Christians are ambassadors for Christ and are commissioned to preach the Gospel to every creature. This ministry does not consist in either the education or the moral improvement of lost men while they are on their way to hell; it is the proclamation of the mighty, redeeming, transforming grace of God which offers eternal life and eternal glory to all who will believe.
If it shall please God to use this exposition in any measure to the unfolding of the riches of His grace, the labor expended in its preparation will not have been in vain. This very inadequate treatment concerning the grace of God is committed to Him that He may in some way use its message to the glory of the Lord Jesus Christ.
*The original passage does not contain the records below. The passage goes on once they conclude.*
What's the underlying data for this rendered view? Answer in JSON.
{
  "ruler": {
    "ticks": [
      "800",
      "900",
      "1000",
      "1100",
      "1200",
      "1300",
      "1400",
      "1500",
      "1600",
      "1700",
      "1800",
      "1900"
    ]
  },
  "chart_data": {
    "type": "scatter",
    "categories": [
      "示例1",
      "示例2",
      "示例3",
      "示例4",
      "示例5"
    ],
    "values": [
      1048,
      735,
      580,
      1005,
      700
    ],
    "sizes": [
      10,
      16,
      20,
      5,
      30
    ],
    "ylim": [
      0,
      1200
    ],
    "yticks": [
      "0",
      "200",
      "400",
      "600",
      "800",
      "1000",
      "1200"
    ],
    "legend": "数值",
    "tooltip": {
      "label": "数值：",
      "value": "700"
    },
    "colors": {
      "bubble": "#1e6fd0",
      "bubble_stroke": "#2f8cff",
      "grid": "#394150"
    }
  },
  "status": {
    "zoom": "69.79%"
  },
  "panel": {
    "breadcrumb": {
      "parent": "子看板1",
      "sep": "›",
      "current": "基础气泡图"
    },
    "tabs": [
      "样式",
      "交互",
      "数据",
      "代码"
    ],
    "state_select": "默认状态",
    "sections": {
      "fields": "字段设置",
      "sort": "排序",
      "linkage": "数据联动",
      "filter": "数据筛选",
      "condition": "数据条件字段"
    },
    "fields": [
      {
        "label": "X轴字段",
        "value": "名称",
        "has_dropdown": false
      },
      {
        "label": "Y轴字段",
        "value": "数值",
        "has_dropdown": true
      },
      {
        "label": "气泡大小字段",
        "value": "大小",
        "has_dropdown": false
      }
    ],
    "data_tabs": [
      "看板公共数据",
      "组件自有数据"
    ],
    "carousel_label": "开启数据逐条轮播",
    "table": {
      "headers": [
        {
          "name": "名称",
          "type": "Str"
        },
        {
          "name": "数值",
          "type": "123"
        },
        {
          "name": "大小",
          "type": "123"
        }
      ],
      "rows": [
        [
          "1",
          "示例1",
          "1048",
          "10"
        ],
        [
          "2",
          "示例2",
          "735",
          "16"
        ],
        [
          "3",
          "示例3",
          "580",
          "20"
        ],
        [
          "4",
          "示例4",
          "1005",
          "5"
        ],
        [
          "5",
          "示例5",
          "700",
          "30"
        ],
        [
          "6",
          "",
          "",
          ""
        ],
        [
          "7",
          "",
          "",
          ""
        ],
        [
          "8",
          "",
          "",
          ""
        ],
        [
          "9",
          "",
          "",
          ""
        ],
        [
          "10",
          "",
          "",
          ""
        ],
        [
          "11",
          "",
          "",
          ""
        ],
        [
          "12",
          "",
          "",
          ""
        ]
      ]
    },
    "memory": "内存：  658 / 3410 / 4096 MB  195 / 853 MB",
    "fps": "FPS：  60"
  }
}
LEWIS SPERRY CHAFER.  March, 1922. (Public Domain)


Chafer, L. S. (1922). Grace (pp. vii–xiv). Philadelphia, PA: Sunday School Times Company.

Come and Welcome, to Jesus Christ, Part 20

Come and Welcome, to Jesus Christ, Part 20

Come and Welcome, to Jesus Christ, Part 20

Christ Would Have Comers Not Once Think That He Will Cast Them Out

OBSERVATION THIRD.—I come now to the next observation, and shall speak a little to that; to wit, That Jesus Christ would not have them, that in truth are coming to him, once think that he will cast them out.

The text is full of this: for he saith, “And him that cometh to me I will in no wise cast out.”  Now, if he saith, I will not, he would not have us think he will.  This is yet further manifest by these considerations.

First, Christ Jesus did forbid even them that as yet were not coming to him, once to think him such an one.  “Do not think,” said he, “that I will accuse you to the Father” (John 5:45).

These, as I said, were such, that as yet were not coming to him.  For he saith of them a little before, “And ye will not come to me;” for the respect they had to the honour of men kept them back.  Yet, I say, Jesus Christ gives them to understand, that though he might justly reject them, yet he would not, but bids them not once to think that he would accuse them to the Father.  Now, not to accuse, with Christ, is to plead for:  for Christ in these things stands not neuter between the Father and sinners.  So then, if Jesus Christ would not have them think, that yet will not come to him, that he will accuse them; then he would not that they should think so, that in truth are coming to him.  “And him that cometh to me I will in no wise cast out.”

Second, When the woman taken in adultery, even in the very act, was brought before Jesus Christ, he so carried it both by words and actions, that he evidently enough made it manifest, that condemning and casting out were such things, for the doing of which he came not into the world.  Wherefore, when they had set her before him, and had laid to her charge her heinous fact, he stooped down, and with his finger wrote upon the ground, as though he heard them not.  Now what did he do by this his carriage, but testify plainly that he was not for receiving accusations against poor sinners, whoever accused by?  And observe, though they continue asking, thinking at last to force him to condemn her; yet then he so answered, so that he drove all condemning persons from her.  And then he adds, for her encouragement to come to him; “Neither do I condemn thee; go, and sin no more” (John 8:1–11).

Not but that he indeed abhorred the fact, but he would not condemn the woman for the sin, because that was not his office.  He was not sent “in